|With TV ratings plummeting, Monster does not want to pay NASCAR anywhere near what they are paying now. It's the TV ratings stupid|
When the 2020 NASCAR season kicks off in Daytona, there’s a good chance that the naming rights for the Cup Series will see a different sponsorship model that will remove exclusivity and be more of a tiered system, that according to multiple sources in the racing sanctioning body who requested anonymity.
While Monster Energy has renewed their entitlement sponsorship for the 2019 season, when negotiations for the 2020 season take place, NASCAR is planning to move away from having the naming rights be exclusive. Monster Energy could ultimately renew, but they would fall under a tiered system similar to what is done with FIFA, the Olympics, and PGA making the Cup naming rights something more along the lines of Official Partner with multiple companies part of the entitlement structure.
Currently, as part of the 36-race season, the individual races have entitlement sponsors such as the Coke Zero Sugar 400 at Daytona. With that, Daytona International Speedway sells that sponsorship and the assets to Coca-Cola for use at the race.
But as part of current entitlement sponsorship for the entire 36 race Cup series, Monster Energy has overarching rights. As part of that entitlement partnership, a percentage of the rights fee goes to tracks, broadcast, etc. Monster Energy has the ability to activate across all of those platforms all season long. Activation of the deal sees at-track space to engage with fans on-site; branding at tracks and other ancillary NASCAR events; ability use NASCAR mark on products or at retail; social media and branding on broadcast inventory, as well as, business-to-business branding.
In the new model, those exclusive rights will no longer be part of the entitlement deal, according to the sources.

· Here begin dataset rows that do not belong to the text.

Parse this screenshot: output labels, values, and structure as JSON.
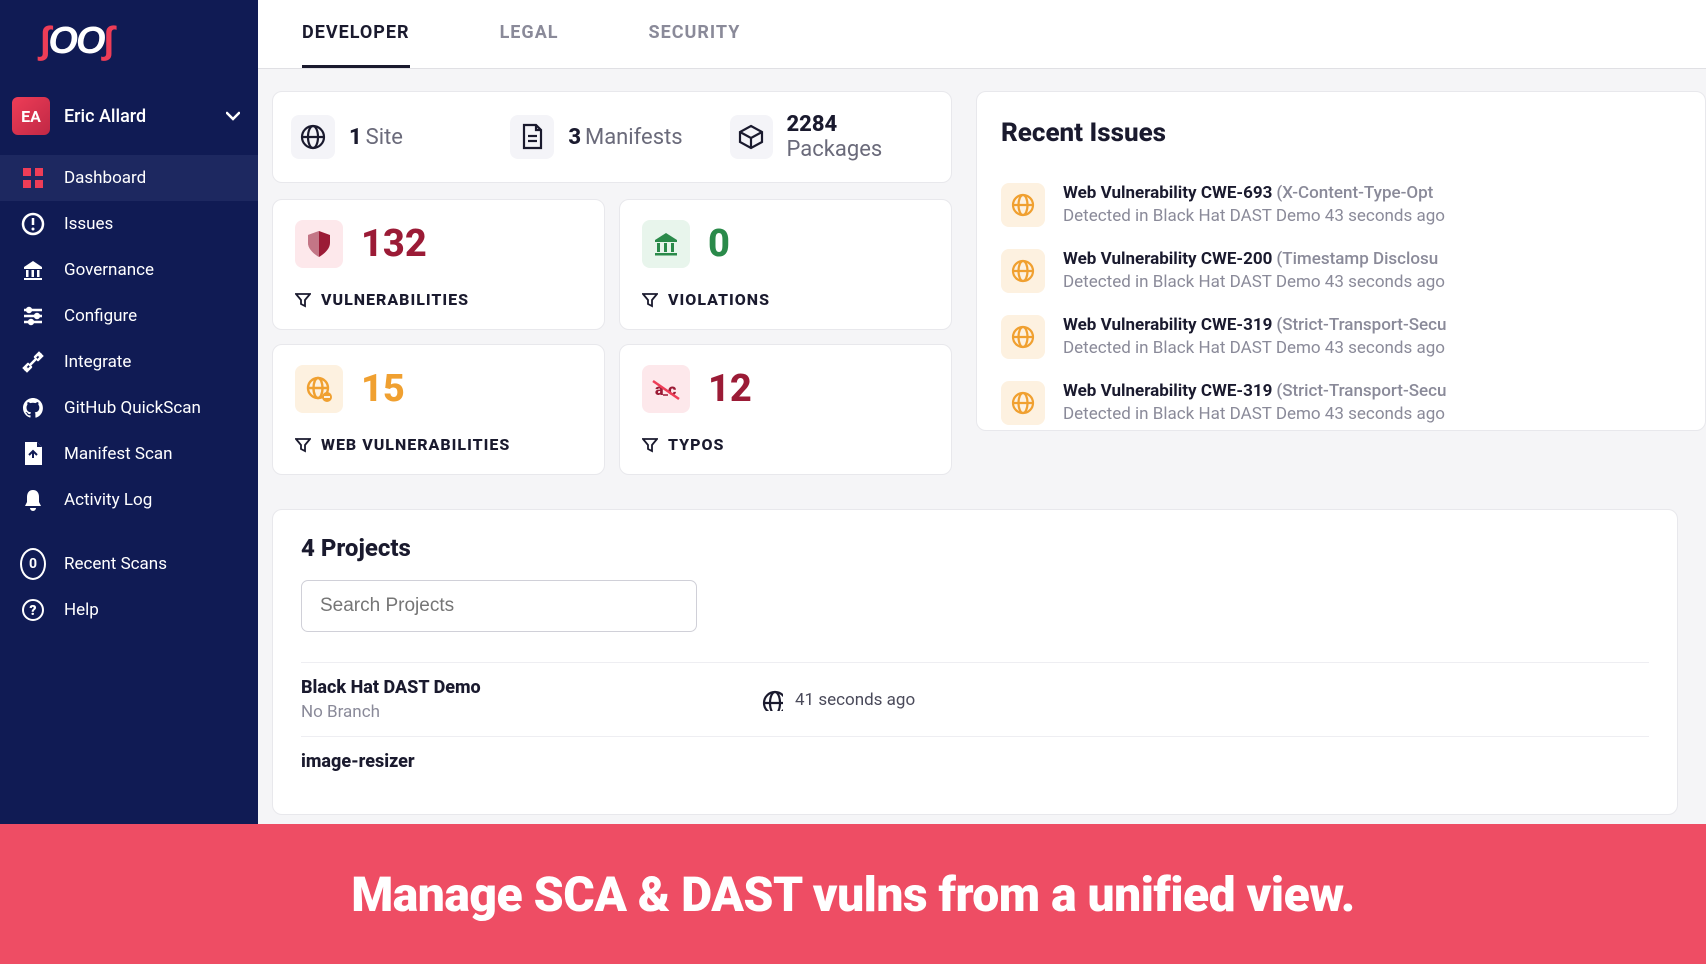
{
  "logo": "SOOS",
  "user": {
    "initials": "EA",
    "name": "Eric Allard"
  },
  "sidebar": {
    "items": [
      {
        "label": "Dashboard",
        "icon": "dashboard",
        "active": true
      },
      {
        "label": "Issues",
        "icon": "issues"
      },
      {
        "label": "Governance",
        "icon": "governance"
      },
      {
        "label": "Configure",
        "icon": "configure"
      },
      {
        "label": "Integrate",
        "icon": "integrate"
      },
      {
        "label": "GitHub QuickScan",
        "icon": "github"
      },
      {
        "label": "Manifest Scan",
        "icon": "manifest"
      },
      {
        "label": "Activity Log",
        "icon": "bell"
      }
    ],
    "bottom": [
      {
        "label": "Recent Scans",
        "count": "0"
      },
      {
        "label": "Help",
        "icon": "help"
      }
    ]
  },
  "tabs": [
    {
      "label": "DEVELOPER",
      "active": true
    },
    {
      "label": "LEGAL"
    },
    {
      "label": "SECURITY"
    }
  ],
  "stats": [
    {
      "count": "1",
      "label": "Site",
      "icon": "globe"
    },
    {
      "count": "3",
      "label": "Manifests",
      "icon": "file"
    },
    {
      "count": "2284",
      "label": "Packages",
      "icon": "package"
    }
  ],
  "cards": [
    {
      "num": "132",
      "label": "VULNERABILITIES",
      "icon": "shield",
      "color": "red"
    },
    {
      "num": "0",
      "label": "VIOLATIONS",
      "icon": "bank",
      "color": "green"
    },
    {
      "num": "15",
      "label": "WEB VULNERABILITIES",
      "icon": "globe-x",
      "color": "orange"
    },
    {
      "num": "12",
      "label": "TYPOS",
      "icon": "typo",
      "color": "red"
    }
  ],
  "recent": {
    "title": "Recent Issues",
    "items": [
      {
        "title": "Web Vulnerability CWE-693",
        "sub": "(X-Content-Type-Opt",
        "detail": "Detected in Black Hat DAST Demo 43 seconds ago"
      },
      {
        "title": "Web Vulnerability CWE-200",
        "sub": "(Timestamp Disclosu",
        "detail": "Detected in Black Hat DAST Demo 43 seconds ago"
      },
      {
        "title": "Web Vulnerability CWE-319",
        "sub": "(Strict-Transport-Secu",
        "detail": "Detected in Black Hat DAST Demo 43 seconds ago"
      },
      {
        "title": "Web Vulnerability CWE-319",
        "sub": "(Strict-Transport-Secu",
        "detail": "Detected in Black Hat DAST Demo 43 seconds ago"
      }
    ]
  },
  "projects": {
    "title": "4 Projects",
    "search_placeholder": "Search Projects",
    "items": [
      {
        "name": "Black Hat DAST Demo",
        "branch": "No Branch",
        "time": "41 seconds ago"
      },
      {
        "name": "image-resizer",
        "branch": "",
        "time": ""
      }
    ]
  },
  "banner": "Manage SCA & DAST vulns from a unified view."
}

The model is still in its development phase, but being discussed is a system that would see a top-tier sponsor with multiple remaining partners slotted into other tiers that would be based on rights fees and assets. Maury Brown/Forbes